Each line of the material that mentions the word "main" is to be copied.

Data in this exercise →
═══
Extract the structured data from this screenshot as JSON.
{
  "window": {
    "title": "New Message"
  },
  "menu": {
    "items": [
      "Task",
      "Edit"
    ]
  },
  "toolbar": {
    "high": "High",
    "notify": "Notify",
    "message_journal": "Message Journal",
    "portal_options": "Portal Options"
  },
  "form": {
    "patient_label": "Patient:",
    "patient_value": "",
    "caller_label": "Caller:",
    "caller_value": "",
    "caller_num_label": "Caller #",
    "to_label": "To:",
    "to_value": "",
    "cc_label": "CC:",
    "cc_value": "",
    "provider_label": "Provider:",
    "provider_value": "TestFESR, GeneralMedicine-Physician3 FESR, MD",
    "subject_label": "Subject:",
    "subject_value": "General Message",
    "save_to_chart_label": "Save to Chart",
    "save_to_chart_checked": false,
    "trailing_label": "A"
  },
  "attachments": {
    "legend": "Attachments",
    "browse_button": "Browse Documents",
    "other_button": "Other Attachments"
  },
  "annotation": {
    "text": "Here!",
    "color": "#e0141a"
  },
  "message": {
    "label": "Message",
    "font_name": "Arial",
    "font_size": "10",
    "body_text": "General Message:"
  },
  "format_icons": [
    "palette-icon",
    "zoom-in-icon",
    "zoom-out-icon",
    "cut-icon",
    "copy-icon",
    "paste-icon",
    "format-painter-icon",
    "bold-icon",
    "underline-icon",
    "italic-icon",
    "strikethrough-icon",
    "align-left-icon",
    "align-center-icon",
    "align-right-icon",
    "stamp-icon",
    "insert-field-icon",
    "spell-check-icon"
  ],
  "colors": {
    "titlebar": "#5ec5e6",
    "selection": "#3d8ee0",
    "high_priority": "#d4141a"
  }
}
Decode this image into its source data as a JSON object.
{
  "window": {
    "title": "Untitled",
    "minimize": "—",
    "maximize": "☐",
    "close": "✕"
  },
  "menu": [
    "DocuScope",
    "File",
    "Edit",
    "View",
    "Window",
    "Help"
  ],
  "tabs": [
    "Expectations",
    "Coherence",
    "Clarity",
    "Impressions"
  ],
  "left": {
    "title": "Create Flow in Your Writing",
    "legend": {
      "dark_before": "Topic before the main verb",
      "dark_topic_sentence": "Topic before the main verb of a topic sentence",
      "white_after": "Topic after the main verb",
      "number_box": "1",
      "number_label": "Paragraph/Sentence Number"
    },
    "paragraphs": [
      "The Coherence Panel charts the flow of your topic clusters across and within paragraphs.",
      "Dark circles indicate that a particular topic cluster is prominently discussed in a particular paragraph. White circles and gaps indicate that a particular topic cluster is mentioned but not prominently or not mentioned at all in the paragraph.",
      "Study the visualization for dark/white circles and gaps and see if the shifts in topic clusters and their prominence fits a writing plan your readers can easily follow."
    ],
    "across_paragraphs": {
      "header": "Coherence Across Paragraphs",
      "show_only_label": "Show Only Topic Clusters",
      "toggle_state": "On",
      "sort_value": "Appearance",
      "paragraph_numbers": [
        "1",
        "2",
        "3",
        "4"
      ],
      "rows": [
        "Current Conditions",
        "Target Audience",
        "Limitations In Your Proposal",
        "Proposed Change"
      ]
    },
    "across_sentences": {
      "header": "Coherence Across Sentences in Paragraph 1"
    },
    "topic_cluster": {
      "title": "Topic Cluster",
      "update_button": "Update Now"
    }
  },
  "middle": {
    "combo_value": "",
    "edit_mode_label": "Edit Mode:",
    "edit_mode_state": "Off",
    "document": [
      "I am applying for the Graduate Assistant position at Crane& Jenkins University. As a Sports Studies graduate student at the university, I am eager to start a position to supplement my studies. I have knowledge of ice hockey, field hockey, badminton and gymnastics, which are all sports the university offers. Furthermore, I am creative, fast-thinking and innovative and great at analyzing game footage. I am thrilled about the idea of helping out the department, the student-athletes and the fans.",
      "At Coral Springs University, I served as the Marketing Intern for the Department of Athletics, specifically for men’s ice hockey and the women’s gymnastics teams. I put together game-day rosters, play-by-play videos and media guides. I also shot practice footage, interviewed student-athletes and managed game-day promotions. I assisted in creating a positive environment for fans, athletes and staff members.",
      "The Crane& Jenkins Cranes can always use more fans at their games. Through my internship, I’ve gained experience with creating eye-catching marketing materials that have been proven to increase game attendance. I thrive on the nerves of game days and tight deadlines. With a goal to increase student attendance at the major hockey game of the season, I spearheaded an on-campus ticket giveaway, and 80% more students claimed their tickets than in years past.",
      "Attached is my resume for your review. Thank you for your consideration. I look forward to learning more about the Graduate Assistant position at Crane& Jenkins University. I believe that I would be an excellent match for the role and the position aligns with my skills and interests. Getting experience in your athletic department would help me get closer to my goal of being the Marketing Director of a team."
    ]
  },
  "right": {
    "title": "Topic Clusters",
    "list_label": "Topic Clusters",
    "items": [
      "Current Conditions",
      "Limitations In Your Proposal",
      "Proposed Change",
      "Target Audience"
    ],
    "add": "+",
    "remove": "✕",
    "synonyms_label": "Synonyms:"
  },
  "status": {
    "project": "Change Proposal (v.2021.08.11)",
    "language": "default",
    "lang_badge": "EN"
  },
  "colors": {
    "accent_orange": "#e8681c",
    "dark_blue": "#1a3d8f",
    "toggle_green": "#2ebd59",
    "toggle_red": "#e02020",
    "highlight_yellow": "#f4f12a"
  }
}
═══
Exercise solution →
      "dark_before": "Topic before the main verb",
      "dark_topic_sentence": "Topic before the main verb of a topic sentence",
      "white_after": "Topic after the main verb",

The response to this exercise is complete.